In spring 2021, Doherty hopes to open two new venues on Fremont East. Cheap Shot will bring a rowdy vaudeville showroom with seating for 99 and two shows a night. We All Scream, meanwhile, will feature a two-story nightclub with a back patio and rooftop space and a small ice cream parlor at the front.
We All Scream combines a nightclub, music, art, and ice cream in a 10,000-square-foot space at 517 Fremont St., formerly Beauty Bar. Inside, three different spaces that include an indoor bar that replicates a 1950s ice cream parlor with brass fittings, dark woods, and drugstore ephemera; a back alley patio with dancing under strings of lights; and upstairs, a rooftop bar and dance floor with 360-degree views of Downtown Las Vegas. That back alley patio combines large-scale art installations and music.
The venue plans to fund a robust mural arts program across the city. Customers can choose from six flavors of ice cream in the parlor and then pick from one of three buildings to receive a mural. That idea bloomed from Life Is Beautiful, when people would ask for a mural painted on a building outside the festival’s footprint, which didn’t make sense for the project. Instead, customers can now help fund the paintings, which Doherty thinks can bring up to 15 new works to the city in a year. “There’s no winners or losers. We’ll eventually do them all,” he says.

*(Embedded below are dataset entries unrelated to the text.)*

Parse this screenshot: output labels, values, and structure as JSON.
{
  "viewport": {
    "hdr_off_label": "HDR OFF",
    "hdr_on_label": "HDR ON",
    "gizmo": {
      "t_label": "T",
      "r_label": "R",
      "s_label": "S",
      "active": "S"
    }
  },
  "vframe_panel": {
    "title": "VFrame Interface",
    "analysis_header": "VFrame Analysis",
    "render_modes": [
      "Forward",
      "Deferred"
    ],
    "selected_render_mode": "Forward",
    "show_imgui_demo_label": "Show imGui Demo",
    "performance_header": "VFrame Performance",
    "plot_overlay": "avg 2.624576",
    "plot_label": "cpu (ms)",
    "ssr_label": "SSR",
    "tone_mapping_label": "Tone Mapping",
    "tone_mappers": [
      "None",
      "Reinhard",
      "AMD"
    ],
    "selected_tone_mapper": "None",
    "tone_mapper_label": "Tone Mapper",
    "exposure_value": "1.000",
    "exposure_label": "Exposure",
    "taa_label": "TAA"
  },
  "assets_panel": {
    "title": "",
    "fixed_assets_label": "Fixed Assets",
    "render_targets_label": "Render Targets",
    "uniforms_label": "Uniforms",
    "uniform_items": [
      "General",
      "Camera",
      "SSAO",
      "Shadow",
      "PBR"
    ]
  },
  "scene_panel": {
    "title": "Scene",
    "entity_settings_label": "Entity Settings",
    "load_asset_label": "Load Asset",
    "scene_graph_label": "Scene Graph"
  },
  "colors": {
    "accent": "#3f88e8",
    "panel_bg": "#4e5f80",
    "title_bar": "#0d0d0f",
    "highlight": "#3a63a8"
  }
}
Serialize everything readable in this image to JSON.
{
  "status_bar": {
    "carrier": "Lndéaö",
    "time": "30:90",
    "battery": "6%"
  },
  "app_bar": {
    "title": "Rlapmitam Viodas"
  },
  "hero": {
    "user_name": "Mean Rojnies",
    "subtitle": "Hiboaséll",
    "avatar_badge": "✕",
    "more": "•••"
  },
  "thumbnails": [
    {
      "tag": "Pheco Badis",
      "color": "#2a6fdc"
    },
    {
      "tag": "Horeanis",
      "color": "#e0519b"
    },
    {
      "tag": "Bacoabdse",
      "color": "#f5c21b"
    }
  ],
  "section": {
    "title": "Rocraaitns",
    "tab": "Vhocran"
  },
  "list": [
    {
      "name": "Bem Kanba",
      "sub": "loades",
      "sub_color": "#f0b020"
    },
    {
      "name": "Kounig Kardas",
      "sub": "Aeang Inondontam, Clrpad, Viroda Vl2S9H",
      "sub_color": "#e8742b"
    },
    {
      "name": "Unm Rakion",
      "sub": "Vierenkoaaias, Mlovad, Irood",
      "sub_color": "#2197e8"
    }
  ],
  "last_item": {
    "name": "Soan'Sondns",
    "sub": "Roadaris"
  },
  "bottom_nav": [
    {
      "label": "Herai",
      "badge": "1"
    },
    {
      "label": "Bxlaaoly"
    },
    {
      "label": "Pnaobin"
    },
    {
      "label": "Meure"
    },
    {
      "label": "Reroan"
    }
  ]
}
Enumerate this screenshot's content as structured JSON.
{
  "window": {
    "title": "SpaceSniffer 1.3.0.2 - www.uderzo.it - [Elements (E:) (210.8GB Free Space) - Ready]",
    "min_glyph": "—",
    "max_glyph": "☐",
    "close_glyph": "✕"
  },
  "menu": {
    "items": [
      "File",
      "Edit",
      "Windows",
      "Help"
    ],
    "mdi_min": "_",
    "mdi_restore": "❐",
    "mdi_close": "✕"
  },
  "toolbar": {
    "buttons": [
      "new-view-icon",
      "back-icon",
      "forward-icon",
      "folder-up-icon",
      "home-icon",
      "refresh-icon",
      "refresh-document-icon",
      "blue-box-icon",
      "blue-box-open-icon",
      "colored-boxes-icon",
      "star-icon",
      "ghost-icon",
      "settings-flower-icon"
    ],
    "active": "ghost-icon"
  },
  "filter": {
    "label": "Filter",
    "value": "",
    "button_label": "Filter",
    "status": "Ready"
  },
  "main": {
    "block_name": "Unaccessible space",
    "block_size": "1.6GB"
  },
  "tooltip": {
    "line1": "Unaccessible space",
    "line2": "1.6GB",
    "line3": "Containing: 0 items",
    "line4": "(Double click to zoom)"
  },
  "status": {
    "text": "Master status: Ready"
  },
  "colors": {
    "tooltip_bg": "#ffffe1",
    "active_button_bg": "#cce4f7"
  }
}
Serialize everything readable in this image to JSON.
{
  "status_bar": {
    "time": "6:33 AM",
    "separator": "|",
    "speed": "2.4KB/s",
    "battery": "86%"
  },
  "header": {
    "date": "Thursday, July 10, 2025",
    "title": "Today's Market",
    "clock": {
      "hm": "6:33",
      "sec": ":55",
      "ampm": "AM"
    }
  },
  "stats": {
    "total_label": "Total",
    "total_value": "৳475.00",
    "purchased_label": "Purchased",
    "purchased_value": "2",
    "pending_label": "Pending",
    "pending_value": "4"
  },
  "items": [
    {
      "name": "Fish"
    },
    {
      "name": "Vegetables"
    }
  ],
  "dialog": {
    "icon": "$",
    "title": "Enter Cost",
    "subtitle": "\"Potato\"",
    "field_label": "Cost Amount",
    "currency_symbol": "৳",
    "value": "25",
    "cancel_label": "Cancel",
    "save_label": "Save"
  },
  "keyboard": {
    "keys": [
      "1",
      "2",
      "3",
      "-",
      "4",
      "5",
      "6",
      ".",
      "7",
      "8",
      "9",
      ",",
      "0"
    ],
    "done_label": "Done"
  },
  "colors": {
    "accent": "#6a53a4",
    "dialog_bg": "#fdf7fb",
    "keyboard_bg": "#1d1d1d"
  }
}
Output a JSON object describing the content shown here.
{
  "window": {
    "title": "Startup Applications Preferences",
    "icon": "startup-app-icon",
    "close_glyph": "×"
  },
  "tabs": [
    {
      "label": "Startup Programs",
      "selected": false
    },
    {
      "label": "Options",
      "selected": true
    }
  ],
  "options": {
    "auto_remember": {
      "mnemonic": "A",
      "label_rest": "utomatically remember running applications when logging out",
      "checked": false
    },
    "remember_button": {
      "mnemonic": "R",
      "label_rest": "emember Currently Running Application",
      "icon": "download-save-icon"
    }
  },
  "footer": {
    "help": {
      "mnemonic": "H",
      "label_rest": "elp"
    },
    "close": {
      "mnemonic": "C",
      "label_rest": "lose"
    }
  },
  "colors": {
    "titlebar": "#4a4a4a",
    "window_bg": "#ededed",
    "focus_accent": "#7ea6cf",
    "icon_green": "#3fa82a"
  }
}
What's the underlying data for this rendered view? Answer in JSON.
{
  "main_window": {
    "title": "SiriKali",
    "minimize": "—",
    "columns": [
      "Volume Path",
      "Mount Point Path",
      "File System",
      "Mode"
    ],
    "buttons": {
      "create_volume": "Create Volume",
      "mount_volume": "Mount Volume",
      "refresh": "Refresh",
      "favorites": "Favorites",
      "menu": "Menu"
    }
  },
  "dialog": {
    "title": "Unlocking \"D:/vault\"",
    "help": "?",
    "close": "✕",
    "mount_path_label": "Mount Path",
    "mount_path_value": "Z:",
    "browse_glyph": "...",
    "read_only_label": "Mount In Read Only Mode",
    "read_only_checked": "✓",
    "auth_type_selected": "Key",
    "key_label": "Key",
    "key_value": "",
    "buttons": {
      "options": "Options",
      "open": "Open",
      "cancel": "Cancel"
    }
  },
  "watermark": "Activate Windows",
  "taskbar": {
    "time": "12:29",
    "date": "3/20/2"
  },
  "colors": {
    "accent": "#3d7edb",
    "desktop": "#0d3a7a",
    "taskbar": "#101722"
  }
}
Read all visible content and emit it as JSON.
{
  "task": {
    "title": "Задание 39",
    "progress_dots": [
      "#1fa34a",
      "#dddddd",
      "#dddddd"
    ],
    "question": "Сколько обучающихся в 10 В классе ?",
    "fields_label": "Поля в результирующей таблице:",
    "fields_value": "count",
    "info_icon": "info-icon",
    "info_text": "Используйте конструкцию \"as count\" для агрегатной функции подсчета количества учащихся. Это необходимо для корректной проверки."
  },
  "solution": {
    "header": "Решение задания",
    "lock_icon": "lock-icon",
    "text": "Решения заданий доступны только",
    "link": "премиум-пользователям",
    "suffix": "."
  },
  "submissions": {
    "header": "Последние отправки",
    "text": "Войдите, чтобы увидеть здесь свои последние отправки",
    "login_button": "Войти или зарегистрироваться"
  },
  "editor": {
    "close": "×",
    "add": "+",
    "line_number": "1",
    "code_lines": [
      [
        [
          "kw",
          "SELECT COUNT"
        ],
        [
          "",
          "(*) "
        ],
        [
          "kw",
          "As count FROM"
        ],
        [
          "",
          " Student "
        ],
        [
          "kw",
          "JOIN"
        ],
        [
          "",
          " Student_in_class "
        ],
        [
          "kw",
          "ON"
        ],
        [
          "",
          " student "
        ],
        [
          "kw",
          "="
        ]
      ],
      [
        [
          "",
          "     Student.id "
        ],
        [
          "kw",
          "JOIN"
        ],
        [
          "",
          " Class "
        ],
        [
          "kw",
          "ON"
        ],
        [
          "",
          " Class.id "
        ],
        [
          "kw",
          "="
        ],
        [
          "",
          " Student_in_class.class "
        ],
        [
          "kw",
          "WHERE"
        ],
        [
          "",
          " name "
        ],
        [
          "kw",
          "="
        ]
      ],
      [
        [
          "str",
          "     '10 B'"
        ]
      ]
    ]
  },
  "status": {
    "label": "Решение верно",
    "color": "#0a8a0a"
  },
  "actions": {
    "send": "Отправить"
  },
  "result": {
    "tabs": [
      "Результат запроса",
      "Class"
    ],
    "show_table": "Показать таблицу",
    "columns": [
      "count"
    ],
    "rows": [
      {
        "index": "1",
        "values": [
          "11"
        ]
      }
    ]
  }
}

Cheapshot takes over 520 Fremont St. with a 3,000-square-foot venue, dubbed the smallest showroom and discotheque in Las Vegas. Think of Cheapshot as an homage to camp and classic Las Vegas featuring unconventional acts including comedians and dancers. The venue comes wrapped in reds, gold accents, and softly lit booths surrounding the bar’s stage outfitted with red velvet curtains.
“It’s been great to see these venues come to get to the finish line,” Doherty adds. “A lot of work went into these places for years.”